Wednesday, January 12, 2011

Tax Time

The beginning of a new year means that it is time to begin working on 2010 taxes. When I first began writing to make money, I attended a seminar that gave some tax advice for writers. I also learned several valuable tax tips when, for a short time, I sold Mary Kay. It may sound funny, but my Mary Kay leader was a whiz at showing us how to organize tax materials and maximize write-offs.
This is how I do it:
1) This process begins with going through all of my mounds of papers that I keep in my office/dining room. Although I try and keep tax stuff semi-organized throughout the year, it never fails that I find some stray receipts when I carefully go through every piece of paper.
2) I divide all of this paperwork up by the month.
3) All of the paperwork goes into tweve large manilla envelopes, labeled by month.
4) For each month I add up totals of:
Books sold by state (we border Virginia, so I'm often selling books in another state)
State sales tax
Office/supplies expenses
Wholesale books I purchase from my publisher
Miscelaneous expenses
*I put a sheet of paper with these totals inside of each envelope
5) I write each month's summary on the back of the month's envelope. This summary includes:
Money Collected minus Expenses
State Sales Tax
6) Finally, I do a summary sheet for the year. This shows yearly totals for the 3 categories shown above.
Now, the next part is is easy. My husband farms, which leads to a very complicated tax return. for that reason, our acountant comes to our house to sit with us and do our return. The envelope system is one that I have used for the past three years. It seems to work for us and our accountant. After our tax return has been file, I stack the envelopes and keep them in the attic. Any of you other writers have tax tips?

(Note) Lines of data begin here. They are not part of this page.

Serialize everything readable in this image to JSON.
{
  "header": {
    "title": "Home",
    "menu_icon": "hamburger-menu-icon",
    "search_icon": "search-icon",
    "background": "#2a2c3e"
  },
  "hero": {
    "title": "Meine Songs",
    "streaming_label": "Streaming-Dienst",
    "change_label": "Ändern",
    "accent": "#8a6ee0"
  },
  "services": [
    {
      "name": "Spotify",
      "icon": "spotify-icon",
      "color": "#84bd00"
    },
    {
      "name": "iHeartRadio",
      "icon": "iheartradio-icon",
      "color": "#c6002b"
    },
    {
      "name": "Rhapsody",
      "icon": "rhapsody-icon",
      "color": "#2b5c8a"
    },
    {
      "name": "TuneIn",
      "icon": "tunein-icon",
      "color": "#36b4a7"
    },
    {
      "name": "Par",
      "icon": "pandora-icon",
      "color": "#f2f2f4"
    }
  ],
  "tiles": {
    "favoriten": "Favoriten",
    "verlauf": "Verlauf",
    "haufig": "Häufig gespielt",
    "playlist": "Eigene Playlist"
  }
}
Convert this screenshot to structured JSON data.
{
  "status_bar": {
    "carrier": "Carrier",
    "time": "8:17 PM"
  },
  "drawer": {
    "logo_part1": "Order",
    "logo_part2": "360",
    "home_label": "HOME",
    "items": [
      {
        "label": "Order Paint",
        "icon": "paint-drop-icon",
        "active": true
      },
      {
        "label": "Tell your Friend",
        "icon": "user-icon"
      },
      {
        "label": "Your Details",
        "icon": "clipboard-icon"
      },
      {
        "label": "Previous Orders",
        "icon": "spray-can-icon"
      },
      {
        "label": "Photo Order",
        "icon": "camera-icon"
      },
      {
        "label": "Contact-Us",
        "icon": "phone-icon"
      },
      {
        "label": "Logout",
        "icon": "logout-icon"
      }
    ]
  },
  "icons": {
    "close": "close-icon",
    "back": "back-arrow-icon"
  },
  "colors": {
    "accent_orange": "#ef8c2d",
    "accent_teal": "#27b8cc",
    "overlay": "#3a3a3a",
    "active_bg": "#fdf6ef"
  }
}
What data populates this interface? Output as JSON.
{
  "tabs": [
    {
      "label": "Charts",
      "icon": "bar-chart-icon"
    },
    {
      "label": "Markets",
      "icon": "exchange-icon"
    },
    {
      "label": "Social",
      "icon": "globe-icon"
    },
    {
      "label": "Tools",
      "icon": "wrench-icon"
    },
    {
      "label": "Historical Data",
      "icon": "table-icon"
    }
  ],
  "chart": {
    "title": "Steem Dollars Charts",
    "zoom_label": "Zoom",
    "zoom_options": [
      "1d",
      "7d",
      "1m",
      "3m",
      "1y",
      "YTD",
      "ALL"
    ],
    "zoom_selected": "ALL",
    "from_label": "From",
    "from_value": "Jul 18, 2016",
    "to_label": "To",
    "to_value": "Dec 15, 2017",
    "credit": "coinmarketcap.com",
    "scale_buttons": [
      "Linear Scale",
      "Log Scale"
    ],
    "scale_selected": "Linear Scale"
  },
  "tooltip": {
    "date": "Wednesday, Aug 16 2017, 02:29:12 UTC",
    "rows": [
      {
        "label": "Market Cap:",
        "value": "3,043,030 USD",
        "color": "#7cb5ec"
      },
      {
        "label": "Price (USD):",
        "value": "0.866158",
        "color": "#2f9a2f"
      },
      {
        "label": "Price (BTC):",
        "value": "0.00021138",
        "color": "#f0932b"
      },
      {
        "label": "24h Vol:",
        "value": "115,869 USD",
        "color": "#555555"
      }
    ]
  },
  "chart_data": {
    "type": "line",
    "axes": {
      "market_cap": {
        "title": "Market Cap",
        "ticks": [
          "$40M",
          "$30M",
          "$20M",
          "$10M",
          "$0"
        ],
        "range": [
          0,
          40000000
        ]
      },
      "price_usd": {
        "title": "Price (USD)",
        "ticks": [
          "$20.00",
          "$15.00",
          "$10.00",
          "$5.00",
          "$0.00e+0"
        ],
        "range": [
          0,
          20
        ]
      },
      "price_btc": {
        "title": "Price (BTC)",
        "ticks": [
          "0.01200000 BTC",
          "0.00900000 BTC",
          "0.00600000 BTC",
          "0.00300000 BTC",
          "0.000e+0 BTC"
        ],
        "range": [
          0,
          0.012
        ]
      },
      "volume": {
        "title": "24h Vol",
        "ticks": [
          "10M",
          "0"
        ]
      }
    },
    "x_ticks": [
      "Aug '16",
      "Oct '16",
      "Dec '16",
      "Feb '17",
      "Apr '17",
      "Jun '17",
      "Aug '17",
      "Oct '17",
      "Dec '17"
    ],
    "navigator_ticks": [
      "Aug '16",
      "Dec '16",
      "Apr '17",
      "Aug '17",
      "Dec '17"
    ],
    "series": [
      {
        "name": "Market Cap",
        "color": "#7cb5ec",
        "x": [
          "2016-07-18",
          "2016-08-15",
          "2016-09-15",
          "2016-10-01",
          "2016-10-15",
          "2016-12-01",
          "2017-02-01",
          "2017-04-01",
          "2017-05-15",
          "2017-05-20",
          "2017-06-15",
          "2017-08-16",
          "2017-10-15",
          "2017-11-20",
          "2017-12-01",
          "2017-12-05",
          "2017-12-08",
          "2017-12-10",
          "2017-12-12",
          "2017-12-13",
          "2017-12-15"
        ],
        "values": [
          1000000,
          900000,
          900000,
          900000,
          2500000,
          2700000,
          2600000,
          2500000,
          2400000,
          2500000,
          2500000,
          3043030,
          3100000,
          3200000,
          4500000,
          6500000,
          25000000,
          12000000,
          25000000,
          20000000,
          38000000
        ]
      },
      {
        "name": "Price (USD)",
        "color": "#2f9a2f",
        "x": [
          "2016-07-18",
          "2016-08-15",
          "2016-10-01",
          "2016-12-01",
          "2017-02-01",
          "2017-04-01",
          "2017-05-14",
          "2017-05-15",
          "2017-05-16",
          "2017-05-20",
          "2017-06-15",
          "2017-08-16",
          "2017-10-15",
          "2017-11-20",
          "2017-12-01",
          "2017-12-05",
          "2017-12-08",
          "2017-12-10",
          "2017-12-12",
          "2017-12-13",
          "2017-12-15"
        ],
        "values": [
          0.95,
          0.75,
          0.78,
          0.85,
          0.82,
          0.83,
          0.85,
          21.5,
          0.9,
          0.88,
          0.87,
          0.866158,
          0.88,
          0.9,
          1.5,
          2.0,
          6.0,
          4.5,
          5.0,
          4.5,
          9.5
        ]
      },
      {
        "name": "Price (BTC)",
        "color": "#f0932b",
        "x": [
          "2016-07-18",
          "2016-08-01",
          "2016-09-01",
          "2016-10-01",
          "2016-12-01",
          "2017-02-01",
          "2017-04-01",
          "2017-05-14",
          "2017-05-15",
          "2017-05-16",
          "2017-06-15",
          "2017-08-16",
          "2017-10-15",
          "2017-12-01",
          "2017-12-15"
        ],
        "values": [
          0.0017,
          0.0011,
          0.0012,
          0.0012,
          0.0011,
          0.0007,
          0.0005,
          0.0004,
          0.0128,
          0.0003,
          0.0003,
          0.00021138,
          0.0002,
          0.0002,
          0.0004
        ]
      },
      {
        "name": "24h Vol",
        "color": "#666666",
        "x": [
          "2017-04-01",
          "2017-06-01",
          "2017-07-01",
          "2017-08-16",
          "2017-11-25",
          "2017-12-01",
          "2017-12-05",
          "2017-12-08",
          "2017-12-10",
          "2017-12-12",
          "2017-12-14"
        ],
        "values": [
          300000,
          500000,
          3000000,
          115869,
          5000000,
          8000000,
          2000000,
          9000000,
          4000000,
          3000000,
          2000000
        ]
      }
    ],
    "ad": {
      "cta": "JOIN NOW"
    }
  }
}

1 comment:

Marian Allen said...

Great advice, Lisa! Even I can follow this. ;)

Marian Allen